AQUACULTURE

Kenya urged to scale up fish farming

Food and Agriculture Organisation promises to train extension workers

In Summary

• The government can increase fish stocks through aquatic farming and stop the importation of fish from China

• Aquaculture failed due to unavailability of feeds and fingerlings and lack of extension services.

File photo of a fish pond
File photo of a fish pond
Image: FILE

The UN Food and Agriculture Organisation (FAO) has urged the government to scale up aquaculture farming in the wake of dwindling fish stocks in Lake Victoria.

FAO fisheries coordinator in Kenya Alice Jesse said the country has the potential to produce fish through aquaculture. (Aquaculture is the farming of fish, crustaceans, molluscs, aquatic plants, algae, and other organisms.)

Jesse said the government can increase fish stocks through aquatic farming and stop the importation of fish from China.

The FAO official was speaking in Kisumu during the closure of a training course for fisheries officers from Homa Bay, Migori, Vihiga and Kakamega.

She said aquaculture had failed due to challenges like unavailability of feeds with those available being expensive, fingerlings not readily available to farmers and also lack of extension services.

She said the government must be ready to address some of the challenges experienced during the implementation of the economic stimulus programme (ESP). The programme was initiated by the national government in 2010 to encourage aquaculture.

Jesse said FAO is ready to help the government by training field extension officers for them to guide farmers on the best ways to farm fish in ponds.

Fish consumers have been complaining over high prices of local fish due to diminishing supplies. They have resorted to cheap imports, especially from China.

This year, the ban on fish imports from China was lifted after a biting shortage.

The country imports approximately 1.8 million kilogrammes (1,800 tonnes) of fish every month. It produces about 135,000 tonnes annually against a demand of 500,000 tonnes.

Fish imports from China were worth Sh1.7 billion last year.

In 2016, the Kisumu county assembly adopted a motion on the introduction of fingerlings in Lake Victoria in collaboration with neighbouring counties.

The intention was to stock Lake Victoria with 10 million fingerlings of tilapia and Nile perch every year.
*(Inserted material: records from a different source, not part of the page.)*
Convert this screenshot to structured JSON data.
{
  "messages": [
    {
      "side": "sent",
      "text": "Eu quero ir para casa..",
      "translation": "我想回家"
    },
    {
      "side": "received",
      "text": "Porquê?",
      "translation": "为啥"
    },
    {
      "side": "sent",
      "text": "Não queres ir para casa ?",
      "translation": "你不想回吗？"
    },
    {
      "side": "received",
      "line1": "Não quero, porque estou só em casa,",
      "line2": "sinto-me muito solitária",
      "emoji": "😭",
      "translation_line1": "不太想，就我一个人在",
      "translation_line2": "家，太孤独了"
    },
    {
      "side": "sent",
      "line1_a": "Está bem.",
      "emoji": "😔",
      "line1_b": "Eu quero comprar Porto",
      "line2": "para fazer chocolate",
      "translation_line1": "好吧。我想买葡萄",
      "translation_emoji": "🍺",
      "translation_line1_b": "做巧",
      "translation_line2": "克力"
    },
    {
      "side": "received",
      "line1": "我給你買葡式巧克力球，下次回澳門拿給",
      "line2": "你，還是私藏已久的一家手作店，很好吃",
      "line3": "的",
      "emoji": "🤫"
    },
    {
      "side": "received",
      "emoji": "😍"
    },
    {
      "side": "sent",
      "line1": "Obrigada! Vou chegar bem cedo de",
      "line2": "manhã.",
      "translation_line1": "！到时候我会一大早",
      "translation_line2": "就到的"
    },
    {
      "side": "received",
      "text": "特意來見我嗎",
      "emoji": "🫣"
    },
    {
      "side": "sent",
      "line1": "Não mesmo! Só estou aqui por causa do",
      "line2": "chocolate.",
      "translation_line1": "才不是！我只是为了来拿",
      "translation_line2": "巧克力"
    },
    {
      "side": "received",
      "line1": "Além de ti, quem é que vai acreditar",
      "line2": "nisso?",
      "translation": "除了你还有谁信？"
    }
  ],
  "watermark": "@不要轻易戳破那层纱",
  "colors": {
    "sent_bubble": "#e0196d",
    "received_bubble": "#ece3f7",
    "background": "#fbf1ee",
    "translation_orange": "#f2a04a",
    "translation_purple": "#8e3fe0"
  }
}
This, however, came a cropper, hence the deficit and continued fish importation.